Arbutin is found in the dried leaves of a number of different plant species including bearberry (Arctostaphylos uva-ursi). The leaves and leaf extracts from uva ursi are used in non-prescription medicinal products mainly to treat urinary tract infection, cystitis, kidney stones, and as a diuretic. The active component, arbutin, is converted to hydroquinone (HQ) which has antimicrobial, astringent, and desinfectant properties.

Arbutin is also an inhibitor of melanin formation and is use in some skinlightening products. It is rapidly metabolized and excreted in rats as unchanged arbutin and in humans as HQ, HQ glucuronide, and HQ sulfate. HQ induced renal tubule adenomas in male rats and liver adenomas and thyroid gland follicular cell hyperplasia in mice. It was negative in the Ames assay but induced mutations and micronuclei in mouse L5178Y lymphoma and chromosome aberrations and sisterchromatid exchange in Chinese hamster ovary cells. Side effects reported from the ingestion of dried uva ursi leaves included nausea and vomiting, irritability, insomnia, and an increased heart rate. Extremely high doses can cause ringing in the ears, shortness of breath, convulsions, collapse, and delirium.

Uva ursi has also been linked with albuminuria, hematuria, and urine cast; liver damage is also a risk with long-term use. In vitro studies of human melanocytes exposed to arbutin at concentrations below 300 µg/mL reported decreased tyrosinase activity and melanin content with little evidence of cytotoxicity. Arbutin did not induce mutations in hamster V79 cells, except after preincubation with β-glycosidase. Bone marrow micronuclei were not induced in mice after oral treatment with arbutin, and a mixture of uva ursi extracts did not induce micronuclei in cultured human lymphocytes

Bearberry extract is used in skin lightening treatments designed for long term and regular use. An active agent in brands of skin lightening preparations, it is more expensive than traditional skin lightening ingredients like hydroquinone, which is now banned in many countries. In vitro studies of human melanocytes exposed to arbutin at concentrations below 300 μg/mL reported decreased tyrosinase activity and melanin content with little evidence of cytotoxicity.[1]
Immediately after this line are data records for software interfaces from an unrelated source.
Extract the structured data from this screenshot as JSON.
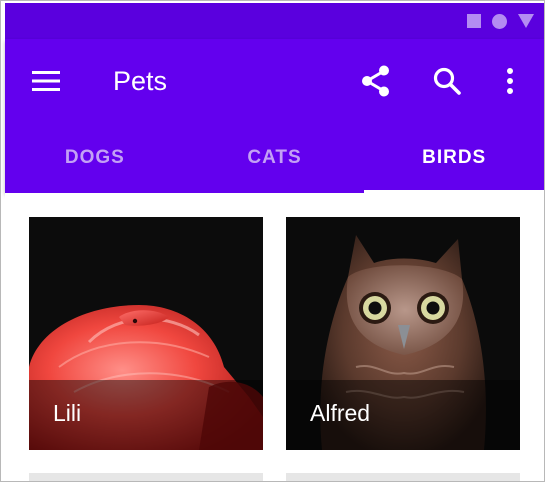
{
  "status_bar": {
    "icons": [
      "square-icon",
      "circle-icon",
      "triangle-icon"
    ],
    "color": "#5a00de"
  },
  "app_bar": {
    "title": "Pets",
    "color": "#6300ee",
    "actions": [
      "menu-icon",
      "share-icon",
      "search-icon",
      "more-vert-icon"
    ]
  },
  "tabs": [
    {
      "label": "DOGS",
      "selected": false
    },
    {
      "label": "CATS",
      "selected": false
    },
    {
      "label": "BIRDS",
      "selected": true
    }
  ],
  "grid": {
    "items": [
      {
        "name": "Lili"
      },
      {
        "name": "Alfred"
      }
    ]
  }
}
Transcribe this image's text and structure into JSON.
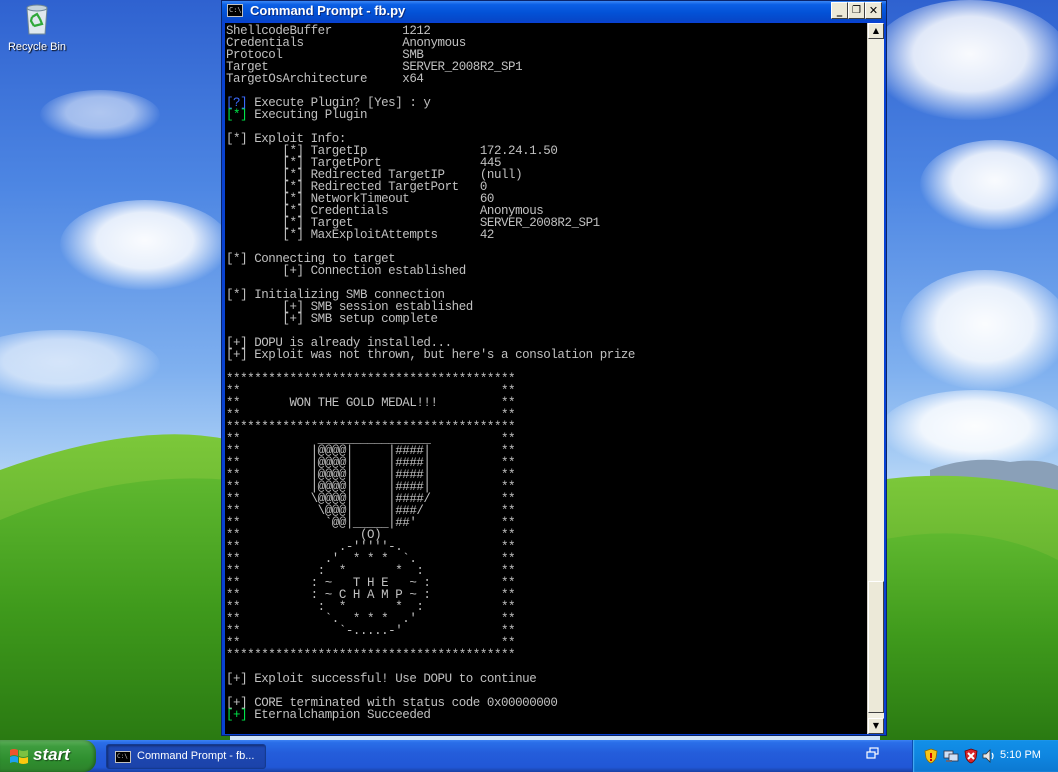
{
  "desktop": {
    "icons": [
      {
        "label": "Recycle Bin",
        "icon": "recycle-bin-icon"
      }
    ]
  },
  "window": {
    "title": "Command Prompt - fb.py",
    "icon": "console-icon",
    "buttons": {
      "minimize": "_",
      "restore": "❐",
      "close": "✕"
    },
    "console_lines": [
      "ShellcodeBuffer          1212",
      "Credentials              Anonymous",
      "Protocol                 SMB",
      "Target                   SERVER_2008R2_SP1",
      "TargetOsArchitecture     x64",
      "",
      "[?] Execute Plugin? [Yes] : y",
      "[*] Executing Plugin",
      "",
      "[*] Exploit Info:",
      "        [*] TargetIp                172.24.1.50",
      "        [*] TargetPort              445",
      "        [*] Redirected TargetIP     (null)",
      "        [*] Redirected TargetPort   0",
      "        [*] NetworkTimeout          60",
      "        [*] Credentials             Anonymous",
      "        [*] Target                  SERVER_2008R2_SP1",
      "        [*] MaxExploitAttempts      42",
      "",
      "[*] Connecting to target",
      "        [+] Connection established",
      "",
      "[*] Initializing SMB connection",
      "        [+] SMB session established",
      "        [+] SMB setup complete",
      "",
      "[+] DOPU is already installed...",
      "[+] Exploit was not thrown, but here's a consolation prize",
      "",
      "*****************************************",
      "**                                     **",
      "**       WON THE GOLD MEDAL!!!         **",
      "**                                     **",
      "*****************************************",
      "**           ________________          **",
      "**          |@@@@|     |####|          **",
      "**          |@@@@|     |####|          **",
      "**          |@@@@|     |####|          **",
      "**          |@@@@|     |####|          **",
      "**          \\@@@@|     |####/          **",
      "**           \\@@@|     |###/           **",
      "**            `@@|_____|##'            **",
      "**                 (O)                 **",
      "**              .-'''''-.              **",
      "**            .'  * * *  `.            **",
      "**           :  *       *  :           **",
      "**          : ~   T H E   ~ :          **",
      "**          : ~ C H A M P ~ :          **",
      "**           :  *       *  :           **",
      "**            `.  * * *  .'            **",
      "**              `-.....-'              **",
      "**                                     **",
      "*****************************************",
      "",
      "[+] Exploit successful! Use DOPU to continue",
      "",
      "[+] CORE terminated with status code 0x00000000",
      "[+] Eternalchampion Succeeded"
    ],
    "scrollbar": {
      "up": "▲",
      "down": "▼"
    }
  },
  "taskbar": {
    "start_label": "start",
    "task_label": "Command Prompt - fb...",
    "clock": "5:10 PM",
    "tray_icons": [
      "security-shield-icon",
      "network-icon",
      "security-alert-icon",
      "volume-icon"
    ]
  }
}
Arbutin is glucosylated hydroquinone,[2] and may carry similar cancer risks,[7] although there are also claims that arbutin reduces cancer risk.[4] The German Institute of Food Research in Potsdam found that intestinal bacteria can transform arbutin into hydroquinone, which creates an environment favorable for intestinal cancer.[5]
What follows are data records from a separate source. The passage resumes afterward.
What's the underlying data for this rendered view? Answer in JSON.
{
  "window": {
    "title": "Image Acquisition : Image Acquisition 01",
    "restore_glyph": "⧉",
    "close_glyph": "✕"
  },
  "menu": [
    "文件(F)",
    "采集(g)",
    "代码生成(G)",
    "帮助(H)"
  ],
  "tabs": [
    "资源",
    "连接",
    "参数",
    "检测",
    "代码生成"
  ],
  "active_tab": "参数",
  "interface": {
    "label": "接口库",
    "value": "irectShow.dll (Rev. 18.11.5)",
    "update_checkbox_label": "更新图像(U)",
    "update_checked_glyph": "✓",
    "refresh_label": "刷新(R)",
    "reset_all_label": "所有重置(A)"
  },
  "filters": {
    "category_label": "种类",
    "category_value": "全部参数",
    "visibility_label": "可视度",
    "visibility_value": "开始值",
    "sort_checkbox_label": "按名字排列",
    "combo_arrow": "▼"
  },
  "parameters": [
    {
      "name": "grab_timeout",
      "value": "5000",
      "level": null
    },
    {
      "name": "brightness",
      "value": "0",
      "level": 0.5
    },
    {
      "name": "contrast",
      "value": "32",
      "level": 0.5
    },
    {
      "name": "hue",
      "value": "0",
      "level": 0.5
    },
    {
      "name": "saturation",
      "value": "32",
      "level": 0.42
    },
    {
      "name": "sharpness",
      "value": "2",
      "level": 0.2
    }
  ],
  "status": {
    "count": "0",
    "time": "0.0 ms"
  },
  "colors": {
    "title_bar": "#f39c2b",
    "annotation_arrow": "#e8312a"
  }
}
  1. Arbutin Archived May 27, 2010, at the Wayback Machine., Supporting Nomination for Toxicological Evaluation by the National Toxicology Program

  2. Jump up^ O'Donoghue, J L (September 2006). "Hydroquinone and its analogues in dermatology – a risk-benefit viewpoint". Journal of Cosmetic Dermatology. 5 (3): 196–203. doi:10.1111/j.1473-2165.2006.00253.x. PMID 17177740. The potential toxicity of HQ (hydroquinone) is dependent on the route of exposure

  3. Jump up^ Treatment of hyperpigmentation problems / skin lightening[unreliable source?]

  4. Jump up^ Bowman, Lee. July 25, 2005. Scripps Howard News Service. High yuck factor not necessarily good for us anymore Archived September 28, 2007, at the Wayback Machine.

  5. Jump up^ Blaut M, Braune A, Wunderlich S, Sauer P, Schneider H, Glatt H (2006). "Mutagenicity of arbutin in mammalian cells after activation by human intestinal bacteria". Food Chem. Toxicol. 44 (11): 1940–7. doi:10.1016/j.fct.2006.06.015. PMID 16904805.

Hydroquinone O-β-D-glucoside, also called arbutin, isspread in more superior plants such as: Arctostaphylos uva-ursi (L) Spreng., Vaccinium vitis-idea L., Pyrus communis L., Lathyrus sp. From the pharmacologic point of view arbutin is of interest due to two therapeutic applications. The antibacterial properties recommend the use of the leaves of Arctostaphylos uva-ursi in the form of infusions for the treatment of the urogenital tract infections (cystitis, nephritis, gonorrhoea, endometriosis, etc.). It also shows the property of suppressing melanin biosynthesis in the human skin. The pharmacological active compound is hydroquinone which originates from arbutin by in vivo glucoside cleavage.